Doctors told Bembry the tumor was inoperable and there was limited treatment options. She also learned the disease has a 99 percent fatality rate.
But Keris was a fighter, always full of spunk and dressed to the nines, Bembry said. The little girl endured several rounds of chemotherapy, radiation and was even involved in out-of-state medical trials.
Keris was given six months to live – 18 months at the most. She lived 20 months and died in July 2015.
"I remember in the end asking her, 'Do you want to keep fighting? Do you want to give up?’ She said she didn’t know … but then gave us very specific instructions on how to care for each other... she knew the end was coming,” Bembry said. “She said she was seeing angels … I know she was ready to go and she was peaceful … she never looked like someone dealing with cancer. She still ran and played with her friends. She lived her life to the fullest."
Keris and her mom started Keris Kares in January 2015, shortly before the little girl passed away.

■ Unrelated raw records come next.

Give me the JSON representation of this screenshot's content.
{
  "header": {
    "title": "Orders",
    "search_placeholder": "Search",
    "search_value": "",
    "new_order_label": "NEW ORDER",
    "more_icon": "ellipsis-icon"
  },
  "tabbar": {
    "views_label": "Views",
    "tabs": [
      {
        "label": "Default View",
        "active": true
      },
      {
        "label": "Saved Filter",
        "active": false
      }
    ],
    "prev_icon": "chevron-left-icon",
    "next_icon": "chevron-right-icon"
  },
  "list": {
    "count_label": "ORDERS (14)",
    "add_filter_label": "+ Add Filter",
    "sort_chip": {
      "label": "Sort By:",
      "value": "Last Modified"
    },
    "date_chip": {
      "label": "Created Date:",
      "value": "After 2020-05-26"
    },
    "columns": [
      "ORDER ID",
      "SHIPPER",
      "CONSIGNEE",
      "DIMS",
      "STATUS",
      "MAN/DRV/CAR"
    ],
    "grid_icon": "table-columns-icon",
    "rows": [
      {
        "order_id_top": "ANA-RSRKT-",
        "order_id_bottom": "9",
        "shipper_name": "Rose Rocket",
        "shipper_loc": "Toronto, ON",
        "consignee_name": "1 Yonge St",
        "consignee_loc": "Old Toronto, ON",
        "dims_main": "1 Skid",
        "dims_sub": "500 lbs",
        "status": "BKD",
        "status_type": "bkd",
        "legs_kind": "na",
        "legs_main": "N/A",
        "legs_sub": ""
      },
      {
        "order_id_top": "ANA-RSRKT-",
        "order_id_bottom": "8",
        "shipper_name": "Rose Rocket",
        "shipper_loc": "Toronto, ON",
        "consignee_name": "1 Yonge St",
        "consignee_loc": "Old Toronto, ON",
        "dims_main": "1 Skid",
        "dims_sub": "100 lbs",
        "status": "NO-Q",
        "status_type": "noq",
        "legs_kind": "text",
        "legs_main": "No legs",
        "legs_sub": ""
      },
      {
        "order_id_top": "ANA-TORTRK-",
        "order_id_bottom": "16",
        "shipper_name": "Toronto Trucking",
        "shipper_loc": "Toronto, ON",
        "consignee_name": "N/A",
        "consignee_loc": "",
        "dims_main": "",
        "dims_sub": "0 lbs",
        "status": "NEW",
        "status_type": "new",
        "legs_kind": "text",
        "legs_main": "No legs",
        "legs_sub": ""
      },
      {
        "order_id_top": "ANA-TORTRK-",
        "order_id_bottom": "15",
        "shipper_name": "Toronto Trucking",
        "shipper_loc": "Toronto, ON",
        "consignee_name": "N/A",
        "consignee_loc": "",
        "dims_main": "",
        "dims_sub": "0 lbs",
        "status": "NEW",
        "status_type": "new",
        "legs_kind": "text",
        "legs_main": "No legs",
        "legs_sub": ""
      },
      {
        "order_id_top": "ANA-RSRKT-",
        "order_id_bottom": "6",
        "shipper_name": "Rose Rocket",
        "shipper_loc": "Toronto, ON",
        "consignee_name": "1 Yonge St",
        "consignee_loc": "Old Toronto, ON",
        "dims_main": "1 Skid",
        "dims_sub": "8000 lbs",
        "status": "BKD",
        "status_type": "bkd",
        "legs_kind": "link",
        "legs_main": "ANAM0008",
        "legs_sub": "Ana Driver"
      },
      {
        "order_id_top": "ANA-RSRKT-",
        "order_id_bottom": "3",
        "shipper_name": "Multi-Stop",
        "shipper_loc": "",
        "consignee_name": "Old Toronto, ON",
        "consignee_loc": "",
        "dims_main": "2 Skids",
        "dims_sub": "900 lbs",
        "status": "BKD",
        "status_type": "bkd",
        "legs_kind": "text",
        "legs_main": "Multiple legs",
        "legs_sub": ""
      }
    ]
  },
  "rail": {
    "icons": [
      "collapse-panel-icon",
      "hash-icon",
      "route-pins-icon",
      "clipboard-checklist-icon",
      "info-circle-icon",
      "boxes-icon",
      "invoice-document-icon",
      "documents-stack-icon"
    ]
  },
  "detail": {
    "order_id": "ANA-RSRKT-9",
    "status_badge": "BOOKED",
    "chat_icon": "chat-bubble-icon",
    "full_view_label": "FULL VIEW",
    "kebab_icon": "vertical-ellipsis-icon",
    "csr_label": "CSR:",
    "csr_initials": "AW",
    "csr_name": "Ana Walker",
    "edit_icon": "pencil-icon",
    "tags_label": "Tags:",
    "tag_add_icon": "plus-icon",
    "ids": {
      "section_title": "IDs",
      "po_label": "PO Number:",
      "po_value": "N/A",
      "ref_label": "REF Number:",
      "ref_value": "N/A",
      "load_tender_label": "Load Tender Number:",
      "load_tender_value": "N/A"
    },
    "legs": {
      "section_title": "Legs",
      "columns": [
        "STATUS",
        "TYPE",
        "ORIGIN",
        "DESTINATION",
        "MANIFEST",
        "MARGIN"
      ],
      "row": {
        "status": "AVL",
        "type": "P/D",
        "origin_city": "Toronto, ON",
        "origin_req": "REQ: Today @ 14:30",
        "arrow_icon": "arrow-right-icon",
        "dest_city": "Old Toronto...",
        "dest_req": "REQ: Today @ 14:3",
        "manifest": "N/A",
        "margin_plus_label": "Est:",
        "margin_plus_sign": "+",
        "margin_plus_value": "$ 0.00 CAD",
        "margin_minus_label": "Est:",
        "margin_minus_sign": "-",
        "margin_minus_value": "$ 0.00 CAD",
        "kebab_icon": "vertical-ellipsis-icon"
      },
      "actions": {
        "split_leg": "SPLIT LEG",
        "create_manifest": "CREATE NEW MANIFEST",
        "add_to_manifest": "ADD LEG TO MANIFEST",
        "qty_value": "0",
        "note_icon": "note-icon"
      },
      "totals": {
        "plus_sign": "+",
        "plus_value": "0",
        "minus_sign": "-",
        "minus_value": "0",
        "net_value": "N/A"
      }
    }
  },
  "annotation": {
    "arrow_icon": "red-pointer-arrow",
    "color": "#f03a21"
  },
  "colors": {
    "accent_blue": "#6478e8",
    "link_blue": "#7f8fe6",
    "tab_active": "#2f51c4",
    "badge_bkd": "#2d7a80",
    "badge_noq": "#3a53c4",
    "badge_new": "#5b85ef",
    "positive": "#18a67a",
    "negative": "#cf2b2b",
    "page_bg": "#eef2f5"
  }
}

The nonprofit organization holds several events throughout the year to raise money for families dealing with pediatric cancer. The funds allow families to pay bills, among other things.
While Keris Kares focuses on families, Joey’s Toy Box concentrates more on the children afflicted with cancer.
The nonprofit organization is run by Doolittle in honor of her son.
Joey Doolittle was only 3 months old when he was diagnosed with Rhabdomysarcoma, cancer of the soft tissue, explained Doolittle.
The little boy also went through chemotherapy and radiation – and was cancer-free for almost four years. He relapsed and lived three more years before passing away on July 4, 2008 – Independence Day. Joey was 9 years old.
The idea for Joey’s Toy Box started three months earlier while he was in the hospital, Doolittle said. Her son would be awarded with a toy for finishing treatment. One day he noticed there were not many toys left.
“There were only three toys left in the bag,” Doolittle remembered. “Later that night he asked me if people would give a little kid money. I asked why. He said he wanted to make sure that every little kid would have a toy waiting for them.”
Joey’s Toy Box delivers new toys and electronics every six weeks to children in four Atlanta-area hospitals, Doolittle said. The organization also grants “Second Wishes” to critically ill children – which includes sending families on trips or treating the children to shopping sprees.
While Doolittle and Bembry’s nonprofit organizations serve a different population, both are focused on raising awareness about pediatric cancer.
“Only four percent of all monies given to fund cancer research and treatment go to pediatric cancer – the rest goes to adult cancer,” Bembry stated. "We need everybody’s hands on deck to move that four percent up. The more awareness goes up, the more funding will go into pediatric cancer."
Both women are grateful for the community’s support during the Paint the Town Gold campaign. They hope to see more vibrant hues next year.
Melanie Ruberti: email@example.com